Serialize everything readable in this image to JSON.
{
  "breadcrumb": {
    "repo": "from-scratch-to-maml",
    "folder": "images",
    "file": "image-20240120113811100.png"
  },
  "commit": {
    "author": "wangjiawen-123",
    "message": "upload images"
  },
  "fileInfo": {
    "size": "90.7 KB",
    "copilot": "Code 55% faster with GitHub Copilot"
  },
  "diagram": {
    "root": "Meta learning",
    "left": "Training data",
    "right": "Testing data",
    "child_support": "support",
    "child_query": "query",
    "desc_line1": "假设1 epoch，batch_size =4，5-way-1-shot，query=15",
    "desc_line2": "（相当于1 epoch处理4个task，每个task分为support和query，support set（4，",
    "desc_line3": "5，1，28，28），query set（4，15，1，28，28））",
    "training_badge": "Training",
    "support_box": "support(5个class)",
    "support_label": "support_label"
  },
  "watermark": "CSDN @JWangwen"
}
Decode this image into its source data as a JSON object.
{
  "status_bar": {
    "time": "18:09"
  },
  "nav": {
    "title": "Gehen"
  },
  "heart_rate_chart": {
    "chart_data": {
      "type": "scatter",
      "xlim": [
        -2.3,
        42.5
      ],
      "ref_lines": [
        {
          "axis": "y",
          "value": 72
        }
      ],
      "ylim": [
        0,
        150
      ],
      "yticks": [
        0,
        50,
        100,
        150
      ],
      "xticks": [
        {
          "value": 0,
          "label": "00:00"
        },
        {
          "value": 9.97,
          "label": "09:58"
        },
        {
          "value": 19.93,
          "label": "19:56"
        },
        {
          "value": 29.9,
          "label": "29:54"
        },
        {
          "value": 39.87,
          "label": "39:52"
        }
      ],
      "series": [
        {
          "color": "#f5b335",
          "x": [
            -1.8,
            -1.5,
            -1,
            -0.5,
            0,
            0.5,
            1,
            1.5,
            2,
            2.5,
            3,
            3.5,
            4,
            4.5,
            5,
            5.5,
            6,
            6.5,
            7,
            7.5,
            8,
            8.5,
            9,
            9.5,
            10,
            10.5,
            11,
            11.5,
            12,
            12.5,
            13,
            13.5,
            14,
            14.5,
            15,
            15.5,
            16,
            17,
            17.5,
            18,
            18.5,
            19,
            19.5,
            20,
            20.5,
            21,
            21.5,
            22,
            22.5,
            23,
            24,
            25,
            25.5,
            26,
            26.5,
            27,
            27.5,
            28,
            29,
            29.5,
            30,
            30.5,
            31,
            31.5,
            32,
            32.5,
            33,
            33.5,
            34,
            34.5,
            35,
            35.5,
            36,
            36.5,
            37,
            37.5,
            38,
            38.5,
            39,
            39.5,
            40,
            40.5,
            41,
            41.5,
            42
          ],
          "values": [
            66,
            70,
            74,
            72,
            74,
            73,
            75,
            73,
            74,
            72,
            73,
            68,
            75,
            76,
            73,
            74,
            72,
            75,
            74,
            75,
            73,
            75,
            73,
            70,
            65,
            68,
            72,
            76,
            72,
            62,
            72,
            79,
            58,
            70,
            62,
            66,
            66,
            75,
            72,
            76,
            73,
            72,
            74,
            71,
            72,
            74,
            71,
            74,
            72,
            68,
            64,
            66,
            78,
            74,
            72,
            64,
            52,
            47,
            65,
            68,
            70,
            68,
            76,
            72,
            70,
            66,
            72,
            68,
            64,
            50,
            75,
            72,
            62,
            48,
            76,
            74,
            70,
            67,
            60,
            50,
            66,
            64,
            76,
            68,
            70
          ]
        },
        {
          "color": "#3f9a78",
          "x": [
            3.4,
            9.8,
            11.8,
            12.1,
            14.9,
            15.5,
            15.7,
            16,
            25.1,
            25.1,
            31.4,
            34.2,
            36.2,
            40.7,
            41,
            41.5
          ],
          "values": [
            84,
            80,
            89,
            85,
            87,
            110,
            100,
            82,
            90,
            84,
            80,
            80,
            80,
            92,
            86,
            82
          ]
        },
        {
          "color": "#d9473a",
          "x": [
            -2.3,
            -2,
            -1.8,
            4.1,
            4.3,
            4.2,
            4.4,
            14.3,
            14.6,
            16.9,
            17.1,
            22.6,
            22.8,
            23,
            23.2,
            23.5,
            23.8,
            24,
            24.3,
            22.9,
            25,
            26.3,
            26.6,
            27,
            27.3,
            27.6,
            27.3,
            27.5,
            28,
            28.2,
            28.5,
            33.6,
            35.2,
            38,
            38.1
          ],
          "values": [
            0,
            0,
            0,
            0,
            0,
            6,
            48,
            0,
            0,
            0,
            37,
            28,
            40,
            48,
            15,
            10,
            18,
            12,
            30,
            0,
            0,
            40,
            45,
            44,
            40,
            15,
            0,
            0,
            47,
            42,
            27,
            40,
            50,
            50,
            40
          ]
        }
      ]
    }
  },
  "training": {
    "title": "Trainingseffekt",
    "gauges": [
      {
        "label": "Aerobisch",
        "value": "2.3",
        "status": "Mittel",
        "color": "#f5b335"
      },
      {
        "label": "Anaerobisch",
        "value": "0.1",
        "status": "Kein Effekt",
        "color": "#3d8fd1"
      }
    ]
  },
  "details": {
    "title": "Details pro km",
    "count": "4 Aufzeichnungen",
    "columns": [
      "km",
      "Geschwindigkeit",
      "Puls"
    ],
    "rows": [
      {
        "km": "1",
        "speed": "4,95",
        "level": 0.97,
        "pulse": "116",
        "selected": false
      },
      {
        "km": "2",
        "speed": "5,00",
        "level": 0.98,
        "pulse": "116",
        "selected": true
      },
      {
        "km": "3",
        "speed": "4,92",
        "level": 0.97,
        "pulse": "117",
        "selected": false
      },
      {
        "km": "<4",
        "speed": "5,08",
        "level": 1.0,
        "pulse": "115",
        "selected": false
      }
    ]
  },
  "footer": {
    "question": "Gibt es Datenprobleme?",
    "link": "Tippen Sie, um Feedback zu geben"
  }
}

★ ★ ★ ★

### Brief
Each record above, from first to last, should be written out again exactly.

### Answer space
Serialize everything readable in this image to JSON.
{
  "breadcrumb": {
    "repo": "from-scratch-to-maml",
    "folder": "images",
    "file": "image-20240120113811100.png"
  },
  "commit": {
    "author": "wangjiawen-123",
    "message": "upload images"
  },
  "fileInfo": {
    "size": "90.7 KB",
    "copilot": "Code 55% faster with GitHub Copilot"
  },
  "diagram": {
    "root": "Meta learning",
    "left": "Training data",
    "right": "Testing data",
    "child_support": "support",
    "child_query": "query",
    "desc_line1": "假设1 epoch，batch_size =4，5-way-1-shot，query=15",
    "desc_line2": "（相当于1 epoch处理4个task，每个task分为support和query，support set（4，",
    "desc_line3": "5，1，28，28），query set（4，15，1，28，28））",
    "training_badge": "Training",
    "support_box": "support(5个class)",
    "support_label": "support_label"
  },
  "watermark": "CSDN @JWangwen"
}
Decode this image into its source data as a JSON object.
{
  "status_bar": {
    "time": "18:09"
  },
  "nav": {
    "title": "Gehen"
  },
  "heart_rate_chart": {
    "chart_data": {
      "type": "scatter",
      "xlim": [
        -2.3,
        42.5
      ],
      "ref_lines": [
        {
          "axis": "y",
          "value": 72
        }
      ],
      "ylim": [
        0,
        150
      ],
      "yticks": [
        0,
        50,
        100,
        150
      ],
      "xticks": [
        {
          "value": 0,
          "label": "00:00"
        },
        {
          "value": 9.97,
          "label": "09:58"
        },
        {
          "value": 19.93,
          "label": "19:56"
        },
        {
          "value": 29.9,
          "label": "29:54"
        },
        {
          "value": 39.87,
          "label": "39:52"
        }
      ],
      "series": [
        {
          "color": "#f5b335",
          "x": [
            -1.8,
            -1.5,
            -1,
            -0.5,
            0,
            0.5,
            1,
            1.5,
            2,
            2.5,
            3,
            3.5,
            4,
            4.5,
            5,
            5.5,
            6,
            6.5,
            7,
            7.5,
            8,
            8.5,
            9,
            9.5,
            10,
            10.5,
            11,
            11.5,
            12,
            12.5,
            13,
            13.5,
            14,
            14.5,
            15,
            15.5,
            16,
            17,
            17.5,
            18,
            18.5,
            19,
            19.5,
            20,
            20.5,
            21,
            21.5,
            22,
            22.5,
            23,
            24,
            25,
            25.5,
            26,
            26.5,
            27,
            27.5,
            28,
            29,
            29.5,
            30,
            30.5,
            31,
            31.5,
            32,
            32.5,
            33,
            33.5,
            34,
            34.5,
            35,
            35.5,
            36,
            36.5,
            37,
            37.5,
            38,
            38.5,
            39,
            39.5,
            40,
            40.5,
            41,
            41.5,
            42
          ],
          "values": [
            66,
            70,
            74,
            72,
            74,
            73,
            75,
            73,
            74,
            72,
            73,
            68,
            75,
            76,
            73,
            74,
            72,
            75,
            74,
            75,
            73,
            75,
            73,
            70,
            65,
            68,
            72,
            76,
            72,
            62,
            72,
            79,
            58,
            70,
            62,
            66,
            66,
            75,
            72,
            76,
            73,
            72,
            74,
            71,
            72,
            74,
            71,
            74,
            72,
            68,
            64,
            66,
            78,
            74,
            72,
            64,
            52,
            47,
            65,
            68,
            70,
            68,
            76,
            72,
            70,
            66,
            72,
            68,
            64,
            50,
            75,
            72,
            62,
            48,
            76,
            74,
            70,
            67,
            60,
            50,
            66,
            64,
            76,
            68,
            70
          ]
        },
        {
          "color": "#3f9a78",
          "x": [
            3.4,
            9.8,
            11.8,
            12.1,
            14.9,
            15.5,
            15.7,
            16,
            25.1,
            25.1,
            31.4,
            34.2,
            36.2,
            40.7,
            41,
            41.5
          ],
          "values": [
            84,
            80,
            89,
            85,
            87,
            110,
            100,
            82,
            90,
            84,
            80,
            80,
            80,
            92,
            86,
            82
          ]
        },
        {
          "color": "#d9473a",
          "x": [
            -2.3,
            -2,
            -1.8,
            4.1,
            4.3,
            4.2,
            4.4,
            14.3,
            14.6,
            16.9,
            17.1,
            22.6,
            22.8,
            23,
            23.2,
            23.5,
            23.8,
            24,
            24.3,
            22.9,
            25,
            26.3,
            26.6,
            27,
            27.3,
            27.6,
            27.3,
            27.5,
            28,
            28.2,
            28.5,
            33.6,
            35.2,
            38,
            38.1
          ],
          "values": [
            0,
            0,
            0,
            0,
            0,
            6,
            48,
            0,
            0,
            0,
            37,
            28,
            40,
            48,
            15,
            10,
            18,
            12,
            30,
            0,
            0,
            40,
            45,
            44,
            40,
            15,
            0,
            0,
            47,
            42,
            27,
            40,
            50,
            50,
            40
          ]
        }
      ]
    }
  },
  "training": {
    "title": "Trainingseffekt",
    "gauges": [
      {
        "label": "Aerobisch",
        "value": "2.3",
        "status": "Mittel",
        "color": "#f5b335"
      },
      {
        "label": "Anaerobisch",
        "value": "0.1",
        "status": "Kein Effekt",
        "color": "#3d8fd1"
      }
    ]
  },
  "details": {
    "title": "Details pro km",
    "count": "4 Aufzeichnungen",
    "columns": [
      "km",
      "Geschwindigkeit",
      "Puls"
    ],
    "rows": [
      {
        "km": "1",
        "speed": "4,95",
        "level": 0.97,
        "pulse": "116",
        "selected": false
      },
      {
        "km": "2",
        "speed": "5,00",
        "level": 0.98,
        "pulse": "116",
        "selected": true
      },
      {
        "km": "3",
        "speed": "4,92",
        "level": 0.97,
        "pulse": "117",
        "selected": false
      },
      {
        "km": "<4",
        "speed": "5,08",
        "level": 1.0,
        "pulse": "115",
        "selected": false
      }
    ]
  },
  "footer": {
    "question": "Gibt es Datenprobleme?",
    "link": "Tippen Sie, um Feedback zu geben"
  }
}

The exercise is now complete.